The smartest thing you can do is to contribute to your retirement account as it has the longest term impact. The younger you are, the smarter that choice is since the money will have years and years to grow tax-deferred or tax-free.
Here are some tips on how to do that:
- If you have a 401(k) or 403(b) plan through your employer that allows you to contribute to your retirement account and you haven’t been contributing the maximum, ask your employer to temporarily increase your monthly contributions by an even amount up to your total tax refund. Those additional contributions will come out of your paychecks so your paychecks will be less each payday, but your tax refund will offset the additional amount you are having automatically deducted and contributed to your retirement. Additionally, because contributions to your 401(k) or 403(b) retirement are tax-deferred, you will lower your taxable income. You can use this strategy for the rest of the year until your tax refund amount is exhausted and your retirement account will grow. If your employer matches your contributions, it’s an even bigger win. Pretty slick planning, huh? The maximum you can contribute to an employer-provided retirement account like a 401(k) or 403(b) is $19,000 in 2019 ($25,000 if you are 50 or over).
- If you are already contributing the maximum allowable to your 401(k) or don’t have that type of plan available through your work, you likely can still contribute to another type of retirement account like an IRA if you have earned income. You may be able to contribute up to $6,000 ($7,000 50 and over), and if you contribute to a traditional IRA, you may be able to take a deduction on your taxes for the contribution. If you contribute to a Roth IRA, you won’t be able to take a deduction for your contributions, but it still makes sense to invest in one as the money will grow tax-free forever and you will not be taxed on your distributions at retirement.
- If you don’t have earned income because you are retired or unemployed, you can still set funds aside for retirement even though they aren’t in a tax-deductible retirement plan. Just be sure they are in a separate account that you ignore when you are thinking about spending money now. Repeat after me: these funds are for retirement — they aren’t available to me now.
While saving money for retirement, you also may be eligible for the Saver’s Credit up to $1,000 single ($2,000 married filing jointly) at tax-time just for investing in your retirement.
All saving and no spending can feel pretty onerous, so if that’s the way my advice is occurring to you, set some of your tax refund aside to spend in any way that you want. Spending 10% while saving 90% of your refund will keep your mood elevated while you boost your retirement savings. That’s the best of both worlds! These are just a few basic examples of how your tax refund can help grow your retirement.

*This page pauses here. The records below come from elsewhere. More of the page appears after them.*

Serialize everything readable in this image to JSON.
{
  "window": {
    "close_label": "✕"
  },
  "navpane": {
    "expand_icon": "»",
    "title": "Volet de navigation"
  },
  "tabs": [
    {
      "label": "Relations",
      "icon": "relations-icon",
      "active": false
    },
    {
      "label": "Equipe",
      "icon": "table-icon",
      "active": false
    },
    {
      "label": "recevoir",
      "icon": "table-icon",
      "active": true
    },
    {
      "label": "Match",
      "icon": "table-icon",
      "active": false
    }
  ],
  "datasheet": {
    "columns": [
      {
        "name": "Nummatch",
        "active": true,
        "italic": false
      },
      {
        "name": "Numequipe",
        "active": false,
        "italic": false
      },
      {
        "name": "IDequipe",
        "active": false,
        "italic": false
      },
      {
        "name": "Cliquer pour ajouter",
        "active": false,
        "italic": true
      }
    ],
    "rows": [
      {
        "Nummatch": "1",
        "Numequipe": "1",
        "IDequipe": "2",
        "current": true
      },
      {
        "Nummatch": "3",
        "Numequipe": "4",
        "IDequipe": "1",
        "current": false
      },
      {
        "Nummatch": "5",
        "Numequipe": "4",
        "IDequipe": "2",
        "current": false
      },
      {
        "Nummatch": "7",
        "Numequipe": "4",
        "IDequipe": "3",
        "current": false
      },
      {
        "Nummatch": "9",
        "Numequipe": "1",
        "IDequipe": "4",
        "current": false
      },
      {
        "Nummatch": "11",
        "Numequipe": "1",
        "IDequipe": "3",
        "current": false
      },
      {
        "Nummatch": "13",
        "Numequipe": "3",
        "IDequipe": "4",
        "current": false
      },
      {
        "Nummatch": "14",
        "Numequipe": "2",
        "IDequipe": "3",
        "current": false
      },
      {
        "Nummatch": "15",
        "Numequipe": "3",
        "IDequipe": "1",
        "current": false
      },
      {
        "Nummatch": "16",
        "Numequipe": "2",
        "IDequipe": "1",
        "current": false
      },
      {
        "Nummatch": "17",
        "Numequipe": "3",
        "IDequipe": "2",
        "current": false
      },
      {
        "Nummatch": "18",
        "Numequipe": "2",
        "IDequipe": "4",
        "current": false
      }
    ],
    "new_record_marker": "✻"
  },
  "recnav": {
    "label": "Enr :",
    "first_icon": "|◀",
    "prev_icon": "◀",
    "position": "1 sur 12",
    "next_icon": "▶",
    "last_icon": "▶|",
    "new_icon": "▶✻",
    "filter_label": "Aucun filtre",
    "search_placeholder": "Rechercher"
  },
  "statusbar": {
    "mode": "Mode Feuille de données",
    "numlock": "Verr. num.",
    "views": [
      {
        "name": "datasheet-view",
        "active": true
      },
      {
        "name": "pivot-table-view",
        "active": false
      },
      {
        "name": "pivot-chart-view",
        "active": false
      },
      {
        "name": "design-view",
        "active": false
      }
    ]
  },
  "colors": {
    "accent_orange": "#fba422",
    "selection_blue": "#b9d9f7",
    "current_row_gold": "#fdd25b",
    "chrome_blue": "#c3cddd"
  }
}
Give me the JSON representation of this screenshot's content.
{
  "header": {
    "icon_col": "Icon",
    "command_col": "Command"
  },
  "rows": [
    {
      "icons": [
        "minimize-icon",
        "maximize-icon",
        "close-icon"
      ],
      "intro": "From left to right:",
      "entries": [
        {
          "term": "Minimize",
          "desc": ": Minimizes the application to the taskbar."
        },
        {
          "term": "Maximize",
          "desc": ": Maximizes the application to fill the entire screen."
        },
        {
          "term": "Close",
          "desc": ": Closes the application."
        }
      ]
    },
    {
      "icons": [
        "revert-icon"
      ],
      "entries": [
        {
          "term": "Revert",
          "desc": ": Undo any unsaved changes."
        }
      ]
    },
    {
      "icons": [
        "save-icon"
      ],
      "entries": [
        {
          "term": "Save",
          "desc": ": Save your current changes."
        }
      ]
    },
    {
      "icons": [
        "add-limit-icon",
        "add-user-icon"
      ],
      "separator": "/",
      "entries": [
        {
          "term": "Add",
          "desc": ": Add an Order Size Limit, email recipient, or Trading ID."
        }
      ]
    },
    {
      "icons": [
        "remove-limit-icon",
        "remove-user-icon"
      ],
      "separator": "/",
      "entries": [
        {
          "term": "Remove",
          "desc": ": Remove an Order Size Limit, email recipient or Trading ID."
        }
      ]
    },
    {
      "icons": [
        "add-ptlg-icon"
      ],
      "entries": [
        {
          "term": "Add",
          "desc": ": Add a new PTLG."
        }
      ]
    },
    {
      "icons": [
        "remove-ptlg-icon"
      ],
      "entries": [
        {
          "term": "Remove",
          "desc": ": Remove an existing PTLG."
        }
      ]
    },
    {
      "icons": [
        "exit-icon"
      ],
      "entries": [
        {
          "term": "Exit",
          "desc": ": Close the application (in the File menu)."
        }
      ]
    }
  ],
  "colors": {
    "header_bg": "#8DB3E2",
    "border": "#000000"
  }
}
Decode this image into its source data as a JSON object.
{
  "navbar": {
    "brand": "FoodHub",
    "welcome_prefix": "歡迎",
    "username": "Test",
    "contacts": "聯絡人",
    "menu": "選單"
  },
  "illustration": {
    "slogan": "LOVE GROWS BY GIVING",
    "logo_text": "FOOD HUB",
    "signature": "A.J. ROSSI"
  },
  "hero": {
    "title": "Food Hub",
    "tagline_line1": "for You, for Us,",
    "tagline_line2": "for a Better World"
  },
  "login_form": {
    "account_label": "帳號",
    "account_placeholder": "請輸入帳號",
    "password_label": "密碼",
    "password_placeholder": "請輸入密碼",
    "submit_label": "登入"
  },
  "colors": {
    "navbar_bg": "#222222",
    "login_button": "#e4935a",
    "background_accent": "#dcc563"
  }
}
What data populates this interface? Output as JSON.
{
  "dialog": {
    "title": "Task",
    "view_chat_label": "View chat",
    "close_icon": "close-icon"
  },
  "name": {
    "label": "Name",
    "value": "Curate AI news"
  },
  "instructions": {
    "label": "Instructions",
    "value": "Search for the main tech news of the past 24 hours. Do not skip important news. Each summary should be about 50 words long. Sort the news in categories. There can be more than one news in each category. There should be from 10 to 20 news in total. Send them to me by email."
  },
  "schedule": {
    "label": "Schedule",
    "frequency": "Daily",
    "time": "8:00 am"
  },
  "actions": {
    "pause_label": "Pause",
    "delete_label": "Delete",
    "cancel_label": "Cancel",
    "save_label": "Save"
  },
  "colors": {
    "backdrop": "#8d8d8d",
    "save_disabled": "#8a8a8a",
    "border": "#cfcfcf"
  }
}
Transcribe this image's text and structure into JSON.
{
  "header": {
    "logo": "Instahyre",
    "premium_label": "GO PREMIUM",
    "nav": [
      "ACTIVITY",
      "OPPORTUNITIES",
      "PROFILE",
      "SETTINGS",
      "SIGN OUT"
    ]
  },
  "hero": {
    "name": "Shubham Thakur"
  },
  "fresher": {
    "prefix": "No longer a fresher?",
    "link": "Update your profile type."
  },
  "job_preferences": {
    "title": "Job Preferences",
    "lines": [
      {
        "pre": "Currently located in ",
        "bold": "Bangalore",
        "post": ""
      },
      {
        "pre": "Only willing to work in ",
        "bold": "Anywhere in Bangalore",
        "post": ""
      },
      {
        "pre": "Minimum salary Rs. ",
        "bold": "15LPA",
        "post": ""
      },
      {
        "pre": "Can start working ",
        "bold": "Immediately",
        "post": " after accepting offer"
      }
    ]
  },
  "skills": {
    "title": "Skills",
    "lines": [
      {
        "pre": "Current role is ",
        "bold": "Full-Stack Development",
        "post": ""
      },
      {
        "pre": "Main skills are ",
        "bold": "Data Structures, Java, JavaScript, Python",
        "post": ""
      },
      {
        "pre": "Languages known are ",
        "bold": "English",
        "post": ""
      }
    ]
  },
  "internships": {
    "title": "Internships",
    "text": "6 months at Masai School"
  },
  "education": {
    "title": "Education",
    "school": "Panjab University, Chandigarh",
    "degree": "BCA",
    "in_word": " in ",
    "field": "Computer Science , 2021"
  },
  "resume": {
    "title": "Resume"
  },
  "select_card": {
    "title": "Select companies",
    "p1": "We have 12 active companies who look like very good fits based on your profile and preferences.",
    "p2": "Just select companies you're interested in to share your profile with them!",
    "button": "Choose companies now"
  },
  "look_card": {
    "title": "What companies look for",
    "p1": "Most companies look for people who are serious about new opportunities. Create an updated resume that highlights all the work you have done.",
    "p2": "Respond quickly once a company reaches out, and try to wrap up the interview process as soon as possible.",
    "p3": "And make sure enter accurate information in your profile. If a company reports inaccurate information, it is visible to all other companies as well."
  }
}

Don’t worry about knowing these tax rules. TurboTax will ask you simple questions about you and give you the tax deductions and credits you’re eligible for. If you have questions, you can connect live via one-way video to a TurboTax Live CPA or Enrolled Agent and get your tax questions answered. TurboTax Live CPAs and Enrolled Agents are available in English and Spanish and can also review sign and file your tax return.